Congresswoman Waters Honors the Legacy of President Nelson Mandela
WASHINGTON—Congresswoman Maxine Waters (CA-43), Ranking Member of the House Financial Services Committee, released the following statement in recognition of Nelson Mandela International Day which was commemorated by the United Nations General Assembly in recognition of his lifetime of service in South Africa and all over the world:
“Today, it is with great pride that I join millions of people around the world to honor the life and legacy of South African President Nelson Mandela. In his 95 years of life, President Mandela, or ‘Madiba’ as he was affectionately called, was a revolutionary and transformative leader who forever changed the world through his steadfast dedication to freedom, equality, and human rights. After spending 27 years in prison, Nelson Mandela became the first black South African to be elected President in what was also the first free, multi-racial, democratic election in South African history. While President Mandela used his administration to dismantle apartheid, combat institutional racism, and begin the process of racial reconciliation in his country, his efforts also taught the world the power of one man having the fortitude to sacrifice his own ideals for a cause greater than himself.
“To me, Nelson Mandela is more than a world-renowned hero – I had the distinct honor and privilege of calling him a friend. His leadership of the international anti-apartheid movement encouraged me to take action here in the United States where I served as the Los Angles Chair of the Free South Africa Movement, organized countless anti-apartheid rallies in Los Angeles, led a sit-in at the South African Consulate General Office in Los Angeles, and was even arrested during a protest at the South African Embassy in Washington, DC. As a member of the California State Assembly, I fought for the passage of Assembly Bill 134 which forced California to divest $12 billion in state pension funds tied to the apartheid regime in South Africa. Additionally, in 1990, I chaired the committee in Los Angles that brought over 90,000 people together in the Los Angeles Memorial Coliseum to welcome Nelson Mandela into the United States, and I also traveled with the official United States delegation to South Africa in 1994 to attend his inauguration as President of South Africa. In 1998, I was honored to welcome President Mandela to the United States once again, this time to receive the U.S. Congressional Gold Medal.
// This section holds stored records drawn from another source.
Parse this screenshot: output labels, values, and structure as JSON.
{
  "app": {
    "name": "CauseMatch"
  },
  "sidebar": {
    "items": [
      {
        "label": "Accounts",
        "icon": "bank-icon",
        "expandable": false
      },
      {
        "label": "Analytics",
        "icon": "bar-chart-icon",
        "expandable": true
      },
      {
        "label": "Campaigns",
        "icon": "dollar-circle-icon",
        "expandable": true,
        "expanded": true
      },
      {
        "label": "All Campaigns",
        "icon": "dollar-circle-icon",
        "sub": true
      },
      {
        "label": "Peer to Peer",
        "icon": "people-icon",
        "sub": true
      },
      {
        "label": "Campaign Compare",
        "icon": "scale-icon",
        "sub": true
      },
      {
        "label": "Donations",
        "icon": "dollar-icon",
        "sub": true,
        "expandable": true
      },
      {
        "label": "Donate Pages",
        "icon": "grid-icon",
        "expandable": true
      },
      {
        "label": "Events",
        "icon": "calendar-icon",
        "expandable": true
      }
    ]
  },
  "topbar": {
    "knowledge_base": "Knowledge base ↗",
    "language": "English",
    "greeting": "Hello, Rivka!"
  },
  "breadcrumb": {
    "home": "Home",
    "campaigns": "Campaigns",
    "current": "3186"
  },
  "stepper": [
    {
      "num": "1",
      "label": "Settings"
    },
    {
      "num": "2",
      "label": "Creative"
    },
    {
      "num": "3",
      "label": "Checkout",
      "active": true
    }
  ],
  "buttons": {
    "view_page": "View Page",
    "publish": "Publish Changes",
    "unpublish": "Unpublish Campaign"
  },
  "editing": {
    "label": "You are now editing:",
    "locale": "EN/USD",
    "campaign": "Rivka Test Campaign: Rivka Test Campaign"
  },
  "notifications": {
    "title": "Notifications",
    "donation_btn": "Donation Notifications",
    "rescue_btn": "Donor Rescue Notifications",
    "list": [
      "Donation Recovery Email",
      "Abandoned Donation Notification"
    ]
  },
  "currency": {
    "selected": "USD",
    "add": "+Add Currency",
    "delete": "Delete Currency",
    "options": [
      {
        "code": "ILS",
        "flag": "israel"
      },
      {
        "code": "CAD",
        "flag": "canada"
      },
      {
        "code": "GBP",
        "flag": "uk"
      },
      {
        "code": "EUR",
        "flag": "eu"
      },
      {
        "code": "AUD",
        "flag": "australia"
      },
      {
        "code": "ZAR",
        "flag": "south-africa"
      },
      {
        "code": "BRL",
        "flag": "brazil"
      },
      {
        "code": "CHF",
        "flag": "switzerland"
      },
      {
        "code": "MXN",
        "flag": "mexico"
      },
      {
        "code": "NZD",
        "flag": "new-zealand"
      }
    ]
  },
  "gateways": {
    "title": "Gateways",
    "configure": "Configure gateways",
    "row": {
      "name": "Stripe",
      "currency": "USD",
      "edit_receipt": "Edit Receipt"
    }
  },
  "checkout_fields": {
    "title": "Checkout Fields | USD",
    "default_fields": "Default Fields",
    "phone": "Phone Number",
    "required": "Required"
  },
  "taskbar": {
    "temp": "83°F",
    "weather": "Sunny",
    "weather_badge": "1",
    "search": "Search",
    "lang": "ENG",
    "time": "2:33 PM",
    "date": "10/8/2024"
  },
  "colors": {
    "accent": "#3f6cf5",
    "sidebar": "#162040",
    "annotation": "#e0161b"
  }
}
“As we reflect on Nelson Mandela’s memory today, on what would have been his 99th birthday, let us remember when he once said, ‘What counts in life is not the mere fact that we have lived. It is what difference we have made to the lives of others that will determine the significance of the life we lead.' Few embody this quote better than Nelson Mandela himself, and it is my sincere hope that my own career in public service lives up to his extraordinary example.”